== Raw data

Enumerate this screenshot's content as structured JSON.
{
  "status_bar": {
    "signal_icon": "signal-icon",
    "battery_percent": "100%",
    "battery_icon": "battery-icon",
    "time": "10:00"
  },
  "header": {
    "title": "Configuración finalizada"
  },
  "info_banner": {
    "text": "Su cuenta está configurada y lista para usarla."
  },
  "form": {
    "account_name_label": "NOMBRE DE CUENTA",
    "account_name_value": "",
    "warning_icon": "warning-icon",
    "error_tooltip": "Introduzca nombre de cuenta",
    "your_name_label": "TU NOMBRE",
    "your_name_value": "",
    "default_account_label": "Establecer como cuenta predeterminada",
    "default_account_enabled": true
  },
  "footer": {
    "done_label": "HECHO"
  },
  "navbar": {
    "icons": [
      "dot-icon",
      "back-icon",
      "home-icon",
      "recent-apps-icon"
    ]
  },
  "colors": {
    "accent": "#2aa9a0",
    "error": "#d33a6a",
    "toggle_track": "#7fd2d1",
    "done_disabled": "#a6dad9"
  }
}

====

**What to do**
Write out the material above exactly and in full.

**Solution to this task**
Enumerate this screenshot's content as structured JSON.
{
  "status_bar": {
    "signal_icon": "signal-icon",
    "battery_percent": "100%",
    "battery_icon": "battery-icon",
    "time": "10:00"
  },
  "header": {
    "title": "Configuración finalizada"
  },
  "info_banner": {
    "text": "Su cuenta está configurada y lista para usarla."
  },
  "form": {
    "account_name_label": "NOMBRE DE CUENTA",
    "account_name_value": "",
    "warning_icon": "warning-icon",
    "error_tooltip": "Introduzca nombre de cuenta",
    "your_name_label": "TU NOMBRE",
    "your_name_value": "",
    "default_account_label": "Establecer como cuenta predeterminada",
    "default_account_enabled": true
  },
  "footer": {
    "done_label": "HECHO"
  },
  "navbar": {
    "icons": [
      "dot-icon",
      "back-icon",
      "home-icon",
      "recent-apps-icon"
    ]
  },
  "colors": {
    "accent": "#2aa9a0",
    "error": "#d33a6a",
    "toggle_track": "#7fd2d1",
    "done_disabled": "#a6dad9"
  }
}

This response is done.